=== WHAT TO DO ===
Show, in full, each line of the data that contains "your".
####
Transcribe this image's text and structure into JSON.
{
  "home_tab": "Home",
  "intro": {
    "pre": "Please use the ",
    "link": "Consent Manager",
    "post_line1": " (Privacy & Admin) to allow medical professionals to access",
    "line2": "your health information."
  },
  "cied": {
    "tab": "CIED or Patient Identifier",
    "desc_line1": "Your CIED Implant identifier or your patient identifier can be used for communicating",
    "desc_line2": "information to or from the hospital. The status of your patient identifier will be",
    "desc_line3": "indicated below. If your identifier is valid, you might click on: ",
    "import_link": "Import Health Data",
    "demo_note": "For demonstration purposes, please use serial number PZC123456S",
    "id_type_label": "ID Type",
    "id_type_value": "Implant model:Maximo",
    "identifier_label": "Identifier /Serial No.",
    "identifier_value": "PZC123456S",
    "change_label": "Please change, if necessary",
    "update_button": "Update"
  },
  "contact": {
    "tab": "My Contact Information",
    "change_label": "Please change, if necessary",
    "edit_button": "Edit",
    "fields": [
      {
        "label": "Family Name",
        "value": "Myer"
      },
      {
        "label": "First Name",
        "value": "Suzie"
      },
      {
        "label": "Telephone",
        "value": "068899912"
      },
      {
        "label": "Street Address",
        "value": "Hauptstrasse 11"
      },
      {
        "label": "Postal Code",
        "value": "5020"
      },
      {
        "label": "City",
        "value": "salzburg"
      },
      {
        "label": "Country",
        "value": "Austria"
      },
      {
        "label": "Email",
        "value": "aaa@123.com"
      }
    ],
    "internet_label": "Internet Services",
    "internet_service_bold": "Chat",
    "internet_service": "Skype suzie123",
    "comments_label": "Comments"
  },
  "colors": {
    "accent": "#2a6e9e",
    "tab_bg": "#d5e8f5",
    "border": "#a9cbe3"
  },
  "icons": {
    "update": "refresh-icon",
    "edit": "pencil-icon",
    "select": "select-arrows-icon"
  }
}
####
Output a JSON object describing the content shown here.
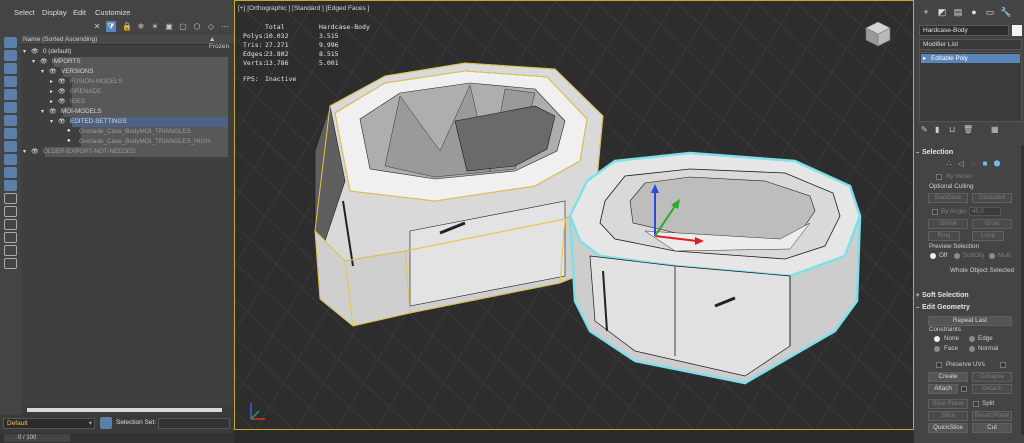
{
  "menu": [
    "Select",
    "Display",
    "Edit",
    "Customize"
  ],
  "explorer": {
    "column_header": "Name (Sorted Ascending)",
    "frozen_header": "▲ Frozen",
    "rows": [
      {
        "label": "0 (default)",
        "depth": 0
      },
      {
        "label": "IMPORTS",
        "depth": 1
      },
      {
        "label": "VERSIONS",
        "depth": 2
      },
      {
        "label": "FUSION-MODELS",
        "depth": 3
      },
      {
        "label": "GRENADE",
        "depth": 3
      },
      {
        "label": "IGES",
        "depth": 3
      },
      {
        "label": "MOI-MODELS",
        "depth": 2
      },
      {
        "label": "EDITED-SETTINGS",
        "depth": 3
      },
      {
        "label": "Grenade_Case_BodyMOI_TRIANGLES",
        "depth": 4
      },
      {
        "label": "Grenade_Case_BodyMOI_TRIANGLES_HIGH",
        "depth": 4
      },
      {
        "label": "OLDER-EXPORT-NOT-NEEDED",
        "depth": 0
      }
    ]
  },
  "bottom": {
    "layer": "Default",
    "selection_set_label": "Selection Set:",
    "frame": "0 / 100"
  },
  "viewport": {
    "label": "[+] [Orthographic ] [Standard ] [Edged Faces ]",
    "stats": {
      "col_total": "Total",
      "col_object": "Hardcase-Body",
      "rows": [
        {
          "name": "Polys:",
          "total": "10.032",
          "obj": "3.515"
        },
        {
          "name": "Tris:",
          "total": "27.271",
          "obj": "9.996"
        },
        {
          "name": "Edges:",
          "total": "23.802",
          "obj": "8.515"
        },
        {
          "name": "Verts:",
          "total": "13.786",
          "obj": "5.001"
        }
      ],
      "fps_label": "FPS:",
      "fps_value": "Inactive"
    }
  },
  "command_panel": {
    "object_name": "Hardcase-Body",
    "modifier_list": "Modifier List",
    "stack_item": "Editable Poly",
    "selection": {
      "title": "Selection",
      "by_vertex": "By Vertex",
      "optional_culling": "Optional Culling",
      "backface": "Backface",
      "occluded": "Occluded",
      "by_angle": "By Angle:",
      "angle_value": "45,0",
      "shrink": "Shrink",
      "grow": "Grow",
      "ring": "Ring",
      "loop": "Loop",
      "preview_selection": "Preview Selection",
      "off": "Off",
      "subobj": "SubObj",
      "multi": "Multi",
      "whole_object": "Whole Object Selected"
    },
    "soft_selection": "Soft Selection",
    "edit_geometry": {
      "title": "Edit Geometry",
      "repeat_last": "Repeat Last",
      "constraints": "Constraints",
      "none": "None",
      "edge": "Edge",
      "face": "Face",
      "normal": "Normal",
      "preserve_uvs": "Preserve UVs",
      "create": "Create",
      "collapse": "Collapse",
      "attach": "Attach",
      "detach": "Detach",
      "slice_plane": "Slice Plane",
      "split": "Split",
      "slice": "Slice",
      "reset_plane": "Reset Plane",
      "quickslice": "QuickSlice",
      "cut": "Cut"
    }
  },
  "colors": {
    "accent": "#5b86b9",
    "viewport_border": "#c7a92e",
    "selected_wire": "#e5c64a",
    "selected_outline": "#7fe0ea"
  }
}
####
=== EXERCISE RESPONSE ===
    "line2": "your health information."
    "desc_line1": "Your CIED Implant identifier or your patient identifier can be used for communicating",
    "desc_line2": "information to or from the hospital. The status of your patient identifier will be",
    "desc_line3": "indicated below. If your identifier is valid, you might click on: ",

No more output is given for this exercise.